- [Task statement] Take the listing that follows and copy it precisely.

########################################

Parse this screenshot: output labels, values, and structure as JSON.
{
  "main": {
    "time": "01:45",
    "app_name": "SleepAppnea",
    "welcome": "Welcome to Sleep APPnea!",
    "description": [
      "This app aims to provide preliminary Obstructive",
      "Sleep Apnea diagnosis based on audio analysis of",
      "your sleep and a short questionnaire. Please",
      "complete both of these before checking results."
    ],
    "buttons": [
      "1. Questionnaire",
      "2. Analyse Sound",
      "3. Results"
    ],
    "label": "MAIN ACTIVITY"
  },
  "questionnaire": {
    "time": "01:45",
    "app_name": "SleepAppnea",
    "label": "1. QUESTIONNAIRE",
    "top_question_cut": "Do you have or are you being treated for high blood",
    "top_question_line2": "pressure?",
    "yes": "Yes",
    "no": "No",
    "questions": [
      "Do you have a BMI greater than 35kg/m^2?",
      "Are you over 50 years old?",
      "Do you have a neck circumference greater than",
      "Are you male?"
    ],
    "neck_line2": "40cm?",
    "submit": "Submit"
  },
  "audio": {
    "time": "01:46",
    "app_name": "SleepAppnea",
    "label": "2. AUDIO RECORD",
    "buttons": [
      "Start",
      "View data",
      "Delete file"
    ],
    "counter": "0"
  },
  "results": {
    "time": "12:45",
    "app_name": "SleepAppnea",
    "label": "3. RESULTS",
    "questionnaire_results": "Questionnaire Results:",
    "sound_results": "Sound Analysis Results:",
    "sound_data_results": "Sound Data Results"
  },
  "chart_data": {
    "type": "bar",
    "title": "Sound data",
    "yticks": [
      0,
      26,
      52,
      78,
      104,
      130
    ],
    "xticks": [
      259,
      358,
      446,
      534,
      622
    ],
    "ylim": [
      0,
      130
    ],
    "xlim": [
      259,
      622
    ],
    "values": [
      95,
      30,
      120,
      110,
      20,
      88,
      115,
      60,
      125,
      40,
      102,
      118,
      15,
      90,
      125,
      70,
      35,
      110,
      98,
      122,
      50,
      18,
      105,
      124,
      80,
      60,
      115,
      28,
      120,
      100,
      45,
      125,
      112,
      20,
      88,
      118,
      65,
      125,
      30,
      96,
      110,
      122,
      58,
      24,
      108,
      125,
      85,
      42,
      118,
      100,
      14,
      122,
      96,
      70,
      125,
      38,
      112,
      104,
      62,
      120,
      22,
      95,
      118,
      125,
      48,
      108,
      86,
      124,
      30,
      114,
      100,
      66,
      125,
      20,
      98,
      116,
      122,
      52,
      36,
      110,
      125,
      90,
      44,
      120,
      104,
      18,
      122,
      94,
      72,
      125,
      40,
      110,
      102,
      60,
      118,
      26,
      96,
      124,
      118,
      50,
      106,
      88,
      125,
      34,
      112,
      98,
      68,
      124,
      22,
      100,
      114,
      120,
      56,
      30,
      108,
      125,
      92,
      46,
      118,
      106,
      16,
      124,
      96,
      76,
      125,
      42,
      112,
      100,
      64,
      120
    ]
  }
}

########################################

- [Exercise solution]
Parse this screenshot: output labels, values, and structure as JSON.
{
  "main": {
    "time": "01:45",
    "app_name": "SleepAppnea",
    "welcome": "Welcome to Sleep APPnea!",
    "description": [
      "This app aims to provide preliminary Obstructive",
      "Sleep Apnea diagnosis based on audio analysis of",
      "your sleep and a short questionnaire. Please",
      "complete both of these before checking results."
    ],
    "buttons": [
      "1. Questionnaire",
      "2. Analyse Sound",
      "3. Results"
    ],
    "label": "MAIN ACTIVITY"
  },
  "questionnaire": {
    "time": "01:45",
    "app_name": "SleepAppnea",
    "label": "1. QUESTIONNAIRE",
    "top_question_cut": "Do you have or are you being treated for high blood",
    "top_question_line2": "pressure?",
    "yes": "Yes",
    "no": "No",
    "questions": [
      "Do you have a BMI greater than 35kg/m^2?",
      "Are you over 50 years old?",
      "Do you have a neck circumference greater than",
      "Are you male?"
    ],
    "neck_line2": "40cm?",
    "submit": "Submit"
  },
  "audio": {
    "time": "01:46",
    "app_name": "SleepAppnea",
    "label": "2. AUDIO RECORD",
    "buttons": [
      "Start",
      "View data",
      "Delete file"
    ],
    "counter": "0"
  },
  "results": {
    "time": "12:45",
    "app_name": "SleepAppnea",
    "label": "3. RESULTS",
    "questionnaire_results": "Questionnaire Results:",
    "sound_results": "Sound Analysis Results:",
    "sound_data_results": "Sound Data Results"
  },
  "chart_data": {
    "type": "bar",
    "title": "Sound data",
    "yticks": [
      0,
      26,
      52,
      78,
      104,
      130
    ],
    "xticks": [
      259,
      358,
      446,
      534,
      622
    ],
    "ylim": [
      0,
      130
    ],
    "xlim": [
      259,
      622
    ],
    "values": [
      95,
      30,
      120,
      110,
      20,
      88,
      115,
      60,
      125,
      40,
      102,
      118,
      15,
      90,
      125,
      70,
      35,
      110,
      98,
      122,
      50,
      18,
      105,
      124,
      80,
      60,
      115,
      28,
      120,
      100,
      45,
      125,
      112,
      20,
      88,
      118,
      65,
      125,
      30,
      96,
      110,
      122,
      58,
      24,
      108,
      125,
      85,
      42,
      118,
      100,
      14,
      122,
      96,
      70,
      125,
      38,
      112,
      104,
      62,
      120,
      22,
      95,
      118,
      125,
      48,
      108,
      86,
      124,
      30,
      114,
      100,
      66,
      125,
      20,
      98,
      116,
      122,
      52,
      36,
      110,
      125,
      90,
      44,
      120,
      104,
      18,
      122,
      94,
      72,
      125,
      40,
      110,
      102,
      60,
      118,
      26,
      96,
      124,
      118,
      50,
      106,
      88,
      125,
      34,
      112,
      98,
      68,
      124,
      22,
      100,
      114,
      120,
      56,
      30,
      108,
      125,
      92,
      46,
      118,
      106,
      16,
      124,
      96,
      76,
      125,
      42,
      112,
      100,
      64,
      120
    ]
  }
}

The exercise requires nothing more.